Just imagine. The Yankees take the field on March 27 versus the Baltimore Orioles, against whom Tanaka holds a 3.72 career ERA. Manager Brandon Hyde has scouted Tanaka and, though aware of the knuckle curve, isn’t overly concerned. After all, Tanaka is only just learning it, so how dangerous can it be?

Well, the answer is more dangerous than a right hook from Ivan Drago. Opposing teams have a hard enough time keeping up with Tanaka’s nasty stuff, and now they need to learn how to hit a completely new pitch from him? Imagine if Baltimore is caught completely off guard by the knuckle curve. It would be like Batman preparing to battle The Penguin, only to learn he’s fighting The Joker last minute and is woefully unprepared.

Enter the Cy Young

Even if Severino misses minimal time and returns as the ace of the Yankees’ staff, Masahiro Tanaka will still emerge as a Cy Young contender. He cut his HR/FB down to 17.7 percent last year and should drop it further in 2019, so long as his breaking pitches are biting.

And if that knuckle curve is everything it has been in Spring Training, buckle up. Tanaka will induce more soft contact and thus give up fewer home runs. His Whf/Sw will rise along with his O-Swing%. He could set a new career high in strikeouts and K/9.

Now, combine all of those factors with a New York lineup which broke the record for team home runs last year. That spells run support, which could propel Tanaka into 20-win territory and thus the AL Cy Young conversation.

And this wouldn’t be unfamiliar territory for Tanaka. He finished seventh in Cy Young voting when he won 14 games with a 3.07 ERA in 2016. He has ace material.

Throwing a knuckle curve will thus only make Masahiro Tanaka a better pitcher. In contending for the Cy Young, he could become a great one.

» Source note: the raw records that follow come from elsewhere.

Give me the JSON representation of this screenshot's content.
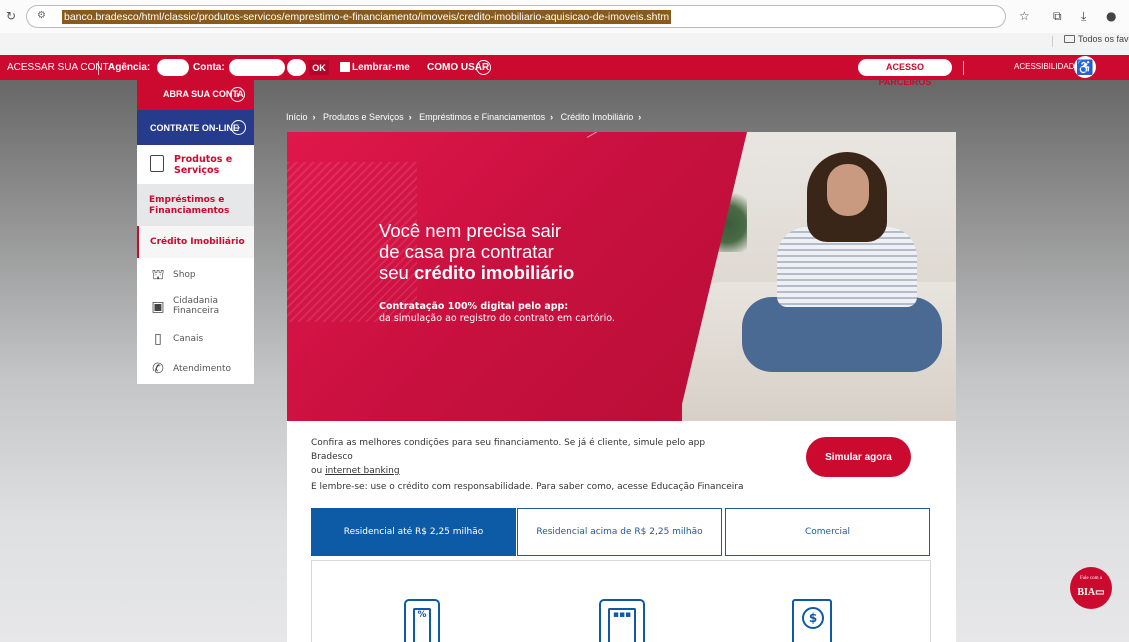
{
  "browser": {
    "url": "banco.bradesco/html/classic/produtos-servicos/emprestimo-e-financiamento/imoveis/credito-imobiliario-aquisicao-de-imoveis.shtm",
    "bookmarks_label": "Todos os favoritos"
  },
  "topbar": {
    "access_label": "ACESSAR SUA CONTA",
    "agency_label": "Agência:",
    "account_label": "Conta:",
    "ok_label": "OK",
    "remember_label": "Lembrar-me",
    "how_to_use_label": "COMO USAR",
    "partners_label": "ACESSO PARCEIROS",
    "accessibility_label": "ACESSIBILIDADE"
  },
  "menu": {
    "open_account": "ABRA SUA CONTA",
    "contract_online": "CONTRATE ON-LINE",
    "products": "Produtos e Serviços",
    "loans": "Empréstimos e Financiamentos",
    "current": "Crédito Imobiliário",
    "items": [
      {
        "label": "Shop"
      },
      {
        "label": "Cidadania Financeira"
      },
      {
        "label": "Canais"
      },
      {
        "label": "Atendimento"
      }
    ]
  },
  "breadcrumb": [
    "Início",
    "Produtos e Serviços",
    "Empréstimos e Financiamentos",
    "Crédito Imobiliário"
  ],
  "banner": {
    "line1": "Você nem precisa sair",
    "line2": "de casa pra contratar",
    "line3_prefix": "seu ",
    "line3_bold": "crédito imobiliário",
    "sub_bold": "Contratação 100% digital pelo app:",
    "sub_normal": "da simulação ao registro do contrato em cartório."
  },
  "content": {
    "intro_text": "Confira as melhores condições para seu financiamento. Se já é cliente, simule pelo app Bradesco",
    "intro_or": "ou ",
    "intro_link": "internet banking",
    "simulate_button": "Simular agora",
    "reminder_text": "E lembre-se: use o crédito com responsabilidade. Para saber como, acesse Educação Financeira",
    "tabs": [
      {
        "label": "Residencial até R$ 2,25 milhão",
        "active": true
      },
      {
        "label": "Residencial acima de R$ 2,25 milhão",
        "active": false
      },
      {
        "label": "Comercial",
        "active": false
      }
    ]
  },
  "chat": {
    "line1": "Fale com a",
    "line2": "BIA"
  },
  "colors": {
    "brand_red": "#cc092f",
    "brand_blue": "#263b8c",
    "tab_blue": "#0d5aa7"
  }
}
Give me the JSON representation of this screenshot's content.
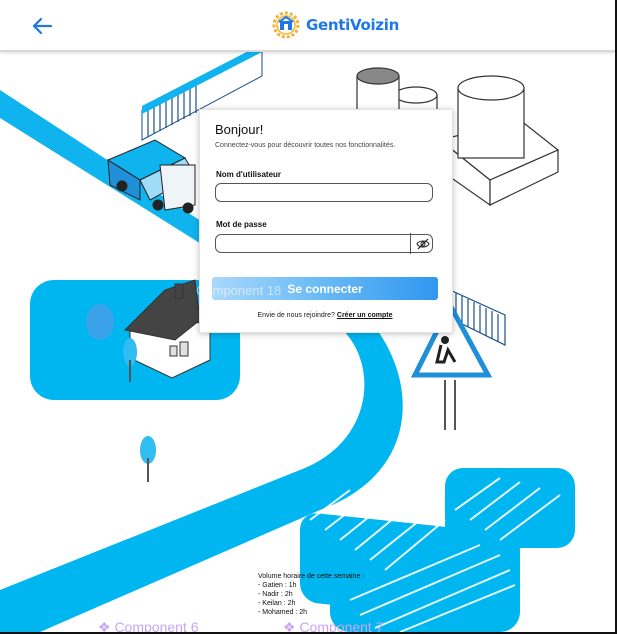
{
  "header": {
    "back_icon": "arrow-left-icon",
    "logo_icon": "gear-logo-icon",
    "brand": "GentiVoizin"
  },
  "login": {
    "greeting": "Bonjour!",
    "subtitle": "Connectez-vous pour découvrir toutes nos fonctionnalités.",
    "username_label": "Nom d'utilisateur",
    "username_value": "",
    "password_label": "Mot de passe",
    "password_value": "",
    "toggle_icon": "eye-slash-icon",
    "submit_label": "Se connecter",
    "join_text": "Envie de nous rejoindre?",
    "join_link": "Créer un compte"
  },
  "overlays": {
    "ghost_label": "Component 18",
    "component_6": "❖ Component 6",
    "component_7": "❖ Component 7"
  },
  "note": {
    "title": "Volume horaire de cette semaine :",
    "lines": [
      "- Gatien : 1h",
      "- Nadir : 2h",
      "- Keilan : 2h",
      "- Mohamed : 2h"
    ]
  },
  "colors": {
    "accent": "#1f78e6",
    "water": "#00b6f0",
    "button_end": "#2f97ef"
  }
}
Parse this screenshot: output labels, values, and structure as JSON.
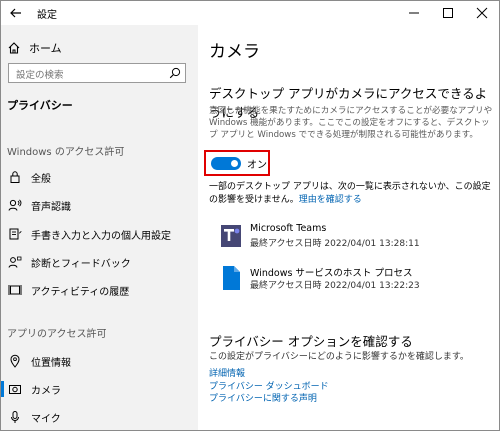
{
  "window": {
    "title": "設定"
  },
  "sidebar": {
    "home_label": "ホーム",
    "search_placeholder": "設定の検索",
    "section_title": "プライバシー",
    "group1_title": "Windows のアクセス許可",
    "group1_items": [
      {
        "label": "全般",
        "icon": "lock-icon"
      },
      {
        "label": "音声認識",
        "icon": "voice-icon"
      },
      {
        "label": "手書き入力と入力の個人用設定",
        "icon": "handwriting-icon"
      },
      {
        "label": "診断とフィードバック",
        "icon": "feedback-icon"
      },
      {
        "label": "アクティビティの履歴",
        "icon": "history-icon"
      }
    ],
    "group2_title": "アプリのアクセス許可",
    "group2_items": [
      {
        "label": "位置情報",
        "icon": "location-icon"
      },
      {
        "label": "カメラ",
        "icon": "camera-icon",
        "active": true
      },
      {
        "label": "マイク",
        "icon": "microphone-icon"
      }
    ]
  },
  "main": {
    "page_title": "カメラ",
    "section_title": "デスクトップ アプリがカメラにアクセスできるようにする",
    "section_desc": "意図した機能を果たすためにカメラにアクセスすることが必要なアプリや Windows 機能があります。ここでこの設定をオフにすると、デスクトップ アプリと Windows でできる処理が制限される可能性があります。",
    "toggle_state": "オン",
    "toggle_on": true,
    "note_text": "一部のデスクトップ アプリは、次の一覧に表示されないか、この設定の影響を受けません。",
    "note_link": "理由を確認する",
    "apps": [
      {
        "name": "Microsoft Teams",
        "last_access": "最終アクセス日時 2022/04/01 13:28:11",
        "icon": "teams-icon"
      },
      {
        "name": "Windows サービスのホスト プロセス",
        "last_access": "最終アクセス日時 2022/04/01 13:22:23",
        "icon": "file-icon"
      }
    ],
    "privacy_title": "プライバシー オプションを確認する",
    "privacy_desc": "この設定がプライバシーにどのように影響するかを確認します。",
    "privacy_links": [
      "詳細情報",
      "プライバシー ダッシュボード",
      "プライバシーに関する声明"
    ]
  }
}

Josh Benjamin has been a staff writer at ESNY since 2018. He has had opinions about everything, especially the Yankees and Knicks. He co-hosts the “Bleacher Creatures” podcast and is always looking for new pieces of sports history to uncover, usually with a Yankee Tavern chicken parm sub in hand.